  • Among the line changes was that Jeff Petry was removed from the power play group in favor of Rickard Rakell and the standard 4F, 1D power play. Wise move that is fully endorsed by Pensburgh.
  • Not sure why the Pens put Ruhwedel in for Joseph, but that might be a short-lived move. Ruhwedel was uncharacteristically a stand-out in a negative way (on ice for a GA, two minor penalties) and generally didn’t look comfortable or play very good on his off-hand.
  • On a night where there wasn’t a lot to like, I did like Carter playing on the wing and also the interplay between Carter and Malkin. Those two had some good things going on and Carter had perhaps one of his most noticeable games in a while.
  • Loved to see how Sullivan handled Poulin tonight too. The first timer makes a mistake with the puck and it ends up in his own net, which can be a ticket to the bench for a while. Also took a penalty and the other team quickly scored. Sullivan stuck with Poulin, and he ends up getting a power play assist on Malkin’s goal and also generates a couple of scoring chances on a mini-breakaway. Very active game for Poulin, and it’s great that he got the opportunity to play through some early troubles.
  • The fourth goal by DeSmith was a big turning point and deflating moment as the Pens were clawing back into the game. It’s arguably the first time goaltending has let Pittsburgh down this season so far. Routine shots with traffic have always given DeSmith a ton of trouble, and they can be trouble, but that’s a save an NHL team needs to have a chance to play winning hockey.
  • On the flip-side, it feels like Markstrom is always in top form playing the Penguins, winning five of his last six starts against Pittsburgh and only giving up two goals in his last three games. Then again, considering he was second in Vezina voting last year, he’s been in top form against lots of teams lately. Great night for him.

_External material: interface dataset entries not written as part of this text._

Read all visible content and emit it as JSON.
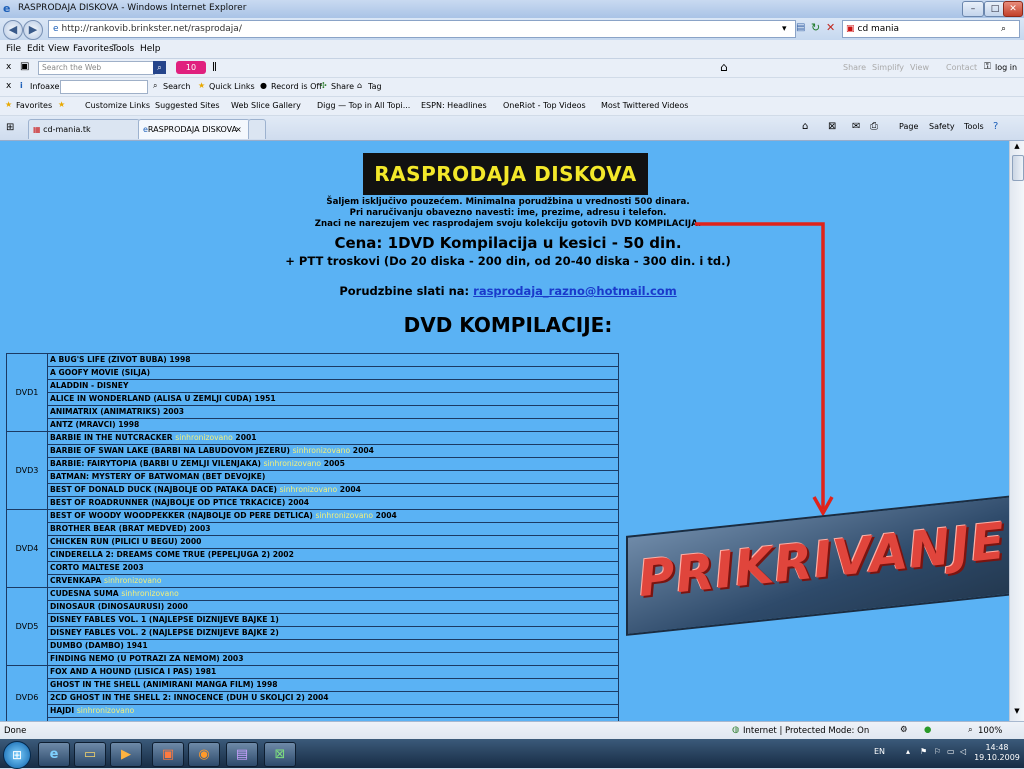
{
  "window": {
    "title": "RASPRODAJA DISKOVA - Windows Internet Explorer",
    "minimize": "–",
    "maximize": "□",
    "close": "✕"
  },
  "address": {
    "url": "http://rankovib.brinkster.net/rasprodaja/",
    "search_value": "cd mania"
  },
  "menu": [
    "File",
    "Edit",
    "View",
    "Favorites",
    "Tools",
    "Help"
  ],
  "toolbar1": {
    "search_placeholder": "Search the Web",
    "count": "10",
    "items": [
      "Share",
      "Simplify",
      "View",
      "Contact"
    ],
    "login": "log in"
  },
  "toolbar2": {
    "items": [
      "Infoaxe",
      "Search",
      "Quick Links",
      "Record is Off",
      "Share",
      "Tag"
    ]
  },
  "favorites_bar": {
    "items": [
      "Favorites",
      "Customize Links",
      "Suggested Sites",
      "Web Slice Gallery",
      "Digg — Top in All Topi...",
      "ESPN: Headlines",
      "OneRiot - Top Videos",
      "Most Twittered Videos"
    ]
  },
  "tabs": [
    {
      "label": "cd-mania.tk"
    },
    {
      "label": "RASPRODAJA DISKOVA"
    }
  ],
  "command_bar": {
    "items": [
      "Page",
      "Safety",
      "Tools"
    ]
  },
  "page": {
    "banner": "RASPRODAJA DISKOVA",
    "lines": [
      "Šaljem isključivo pouzećem. Minimalna porudžbina u vrednosti 500 dinara.",
      "Pri naručivanju obavezno navesti: ime, prezime, adresu i telefon.",
      "Znaci ne narezujem vec rasprodajem svoju kolekciju gotovih DVD KOMPILACIJA."
    ],
    "price": "Cena: 1DVD Kompilacija u kesici - 50 din.",
    "ptt": "+ PTT troskovi (Do 20 diska - 200 din, od 20-40 diska - 300 din. i td.)",
    "order_label": "Porudzbine slati na:",
    "order_email": "rasprodaja_razno@hotmail.com",
    "section_title": "DVD KOMPILACIJE:",
    "sync_word": "sinhronizovano",
    "groups": [
      {
        "dvd": "DVD1",
        "rows": [
          {
            "t": "A BUG'S LIFE (ZIVOT BUBA) 1998"
          },
          {
            "t": "A GOOFY MOVIE (SILJA)"
          },
          {
            "t": "ALADDIN - DISNEY"
          },
          {
            "t": "ALICE IN WONDERLAND (ALISA U ZEMLJI CUDA) 1951"
          },
          {
            "t": "ANIMATRIX (ANIMATRIKS) 2003"
          },
          {
            "t": "ANTZ (MRAVCI) 1998"
          }
        ]
      },
      {
        "dvd": "DVD3",
        "rows": [
          {
            "t": "BARBIE IN THE NUTCRACKER",
            "s": "sinhronizovano",
            "y": "2001"
          },
          {
            "t": "BARBIE OF SWAN LAKE (BARBI NA LABUDOVOM JEZERU)",
            "s": "sinhronizovano",
            "y": "2004"
          },
          {
            "t": "BARBIE: FAIRYTOPIA (BARBI U ZEMLJI VILENJAKA)",
            "s": "sinhronizovano",
            "y": "2005"
          },
          {
            "t": "BATMAN: MYSTERY OF BATWOMAN (BET DEVOJKE)"
          },
          {
            "t": "BEST OF DONALD DUCK (NAJBOLJE OD PATAKA DACE)",
            "s": "sinhronizovano",
            "y": "2004"
          },
          {
            "t": "BEST OF ROADRUNNER (NAJBOLJE OD PTICE TRKACICE) 2004"
          }
        ]
      },
      {
        "dvd": "DVD4",
        "rows": [
          {
            "t": "BEST OF WOODY WOODPEKKER (NAJBOLJE OD PERE DETLICA)",
            "s": "sinhronizovano",
            "y": "2004"
          },
          {
            "t": "BROTHER BEAR (BRAT MEDVED) 2003"
          },
          {
            "t": "CHICKEN RUN (PILICI U BEGU) 2000"
          },
          {
            "t": "CINDERELLA 2: DREAMS COME TRUE (PEPELJUGA 2) 2002"
          },
          {
            "t": "CORTO MALTESE 2003"
          },
          {
            "t": "CRVENKAPA",
            "s": "sinhronizovano"
          }
        ]
      },
      {
        "dvd": "DVD5",
        "rows": [
          {
            "t": "CUDESNA SUMA",
            "s": "sinhronizovano"
          },
          {
            "t": "DINOSAUR (DINOSAURUSI) 2000"
          },
          {
            "t": "DISNEY FABLES VOL. 1 (NAJLEPSE DIZNIJEVE BAJKE 1)"
          },
          {
            "t": "DISNEY FABLES VOL. 2 (NAJLEPSE DIZNIJEVE BAJKE 2)"
          },
          {
            "t": "DUMBO (DAMBO) 1941"
          },
          {
            "t": "FINDING NEMO (U POTRAZI ZA NEMOM) 2003"
          }
        ]
      },
      {
        "dvd": "DVD6",
        "rows": [
          {
            "t": "FOX AND A HOUND (LISICA I PAS) 1981"
          },
          {
            "t": "GHOST IN THE SHELL (ANIMIRANI MANGA FILM) 1998"
          },
          {
            "t": "2CD GHOST IN THE SHELL 2: INNOCENCE (DUH U SKOLJCI 2) 2004"
          },
          {
            "t": "HAJDI",
            "s": "sinhronizovano"
          },
          {
            "t": ""
          }
        ]
      }
    ],
    "overlay_text": "PRIKRIVANJE"
  },
  "status": {
    "left": "Done",
    "zone": "Internet | Protected Mode: On",
    "zoom": "100%"
  },
  "taskbar": {
    "lang": "EN",
    "time": "14:48",
    "date": "19.10.2009"
  },
  "colors": {
    "page_bg": "#5ab2f4",
    "banner_bg": "#111111",
    "banner_text": "#f3e82a",
    "sync_text": "#f4f07a",
    "arrow": "#e0231b",
    "overlay_text": "#e0453c"
  }
}
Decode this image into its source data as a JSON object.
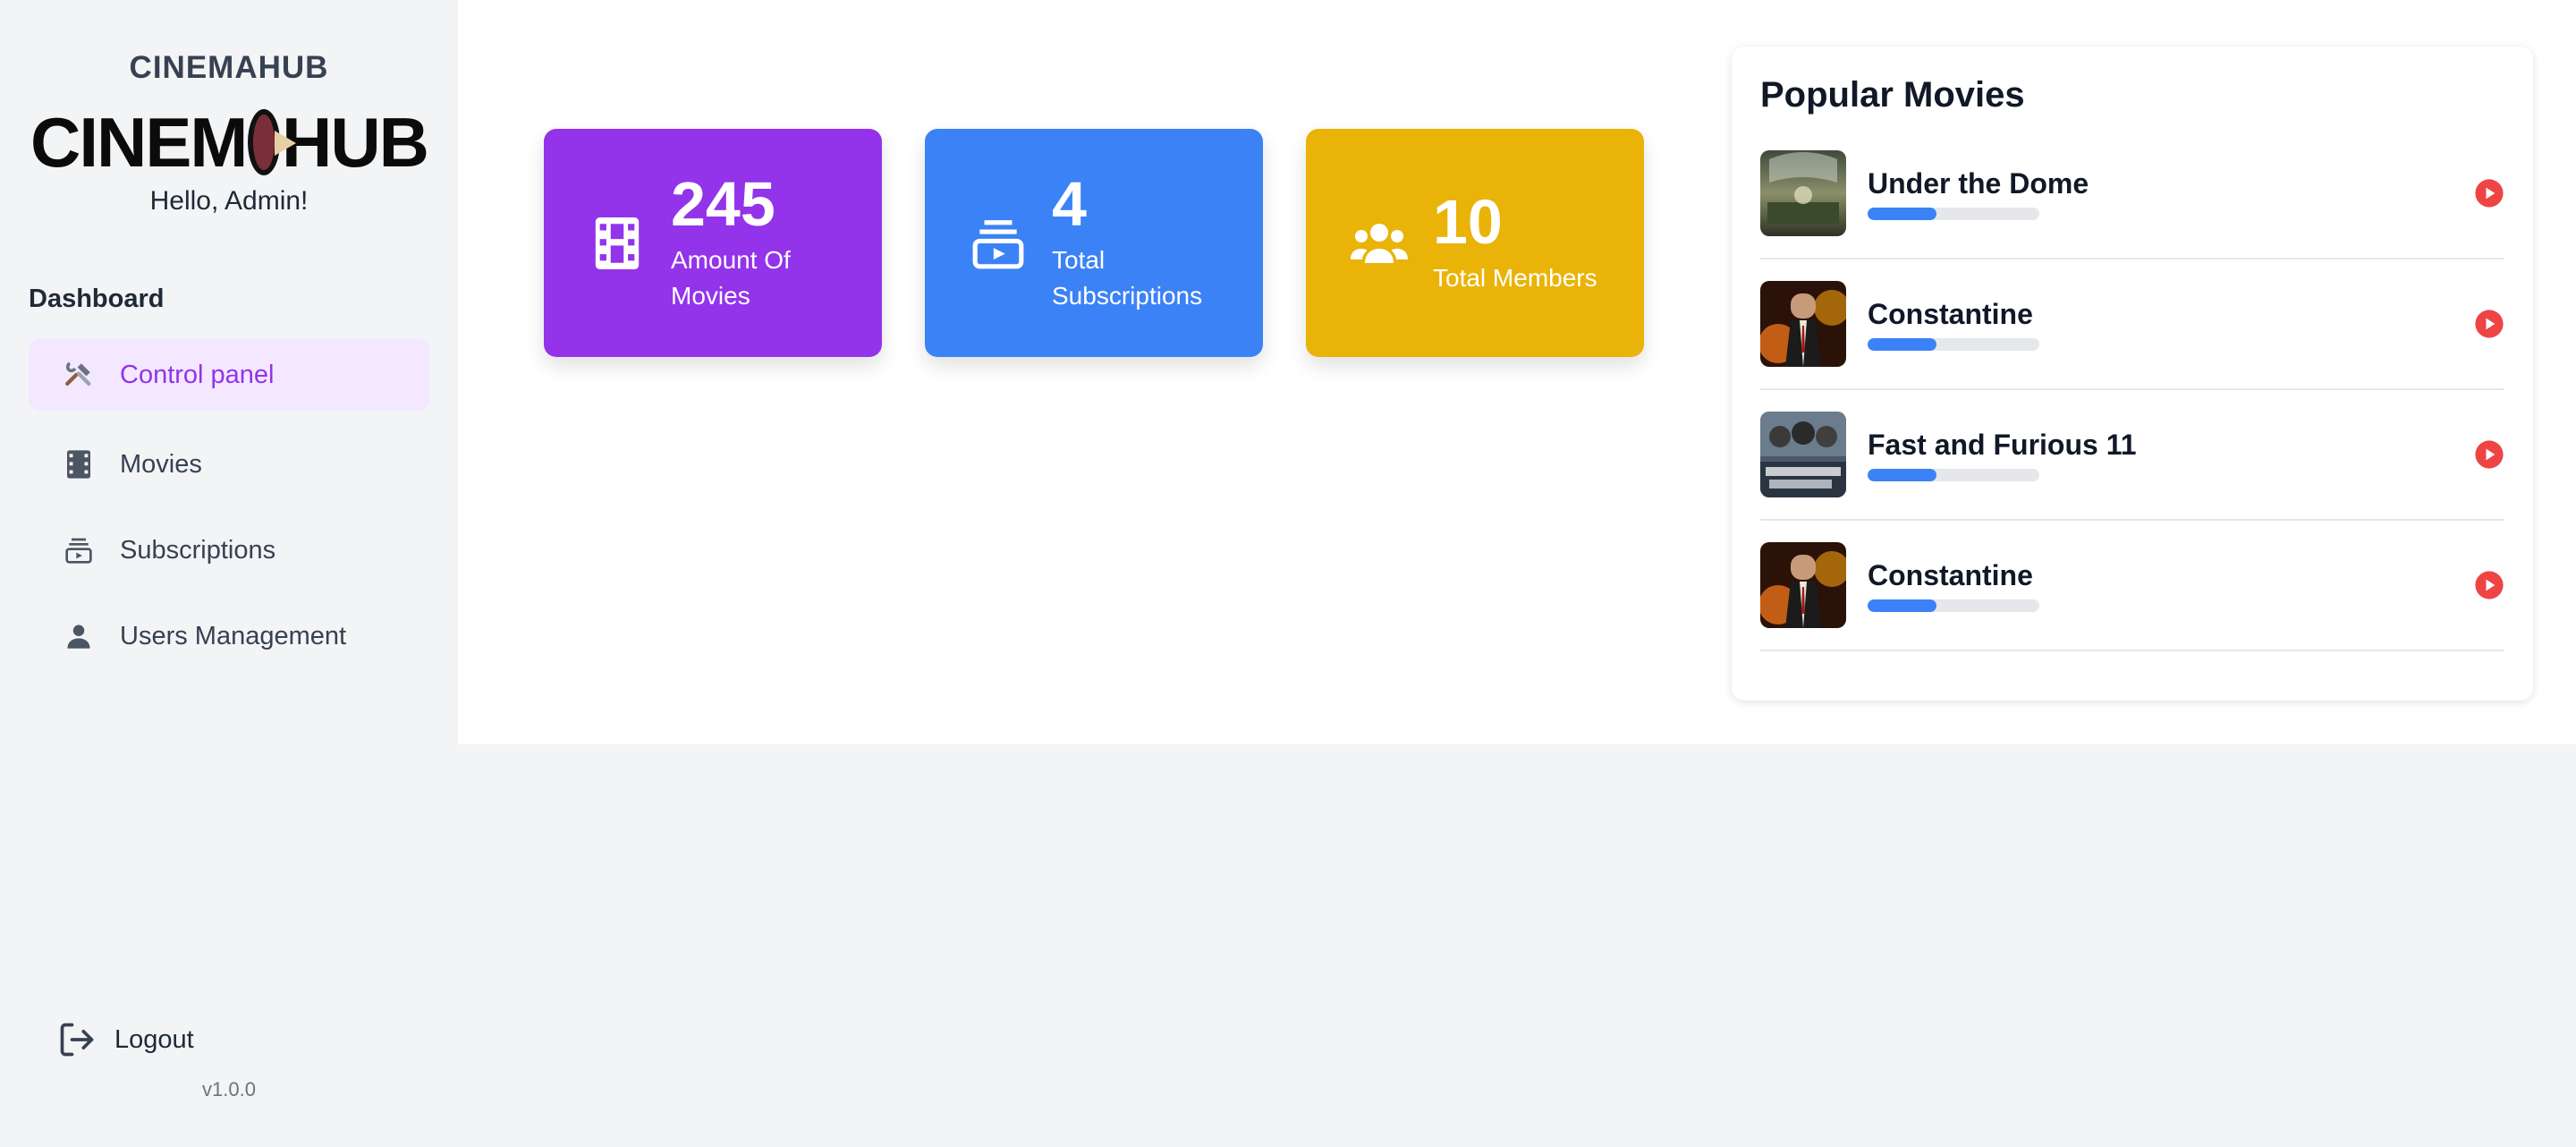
{
  "sidebar": {
    "brand_name": "CINEMAHUB",
    "logo_text_left": "CINEM",
    "logo_text_right": "HUB",
    "greeting": "Hello, Admin!",
    "section_title": "Dashboard",
    "items": [
      {
        "label": "Control panel",
        "icon": "tools-icon",
        "active": true
      },
      {
        "label": "Movies",
        "icon": "film-icon",
        "active": false
      },
      {
        "label": "Subscriptions",
        "icon": "subscriptions-icon",
        "active": false
      },
      {
        "label": "Users Management",
        "icon": "user-icon",
        "active": false
      }
    ],
    "logout_label": "Logout",
    "version": "v1.0.0"
  },
  "stats": [
    {
      "value": "245",
      "label": "Amount Of Movies",
      "icon": "film-icon",
      "color": "#9333ea"
    },
    {
      "value": "4",
      "label": "Total Subscriptions",
      "icon": "subscriptions-icon",
      "color": "#3b82f6"
    },
    {
      "value": "10",
      "label": "Total Members",
      "icon": "users-icon",
      "color": "#eab308"
    }
  ],
  "popular": {
    "title": "Popular Movies",
    "movies": [
      {
        "title": "Under the Dome",
        "progress": 0.4
      },
      {
        "title": "Constantine",
        "progress": 0.4
      },
      {
        "title": "Fast and Furious 11",
        "progress": 0.4
      },
      {
        "title": "Constantine",
        "progress": 0.4
      }
    ]
  },
  "colors": {
    "accent_purple": "#9333ea",
    "accent_blue": "#3b82f6",
    "accent_yellow": "#eab308",
    "play_red": "#ef4444"
  }
}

Western Canada has not been kind to the Penguins, but now they get a few days off to lick their wounds, maybe get a player or two back for next game — and the best salve of all, a matchup against the winless and dysfunctional looking Vancouver Canucks next game on Friday.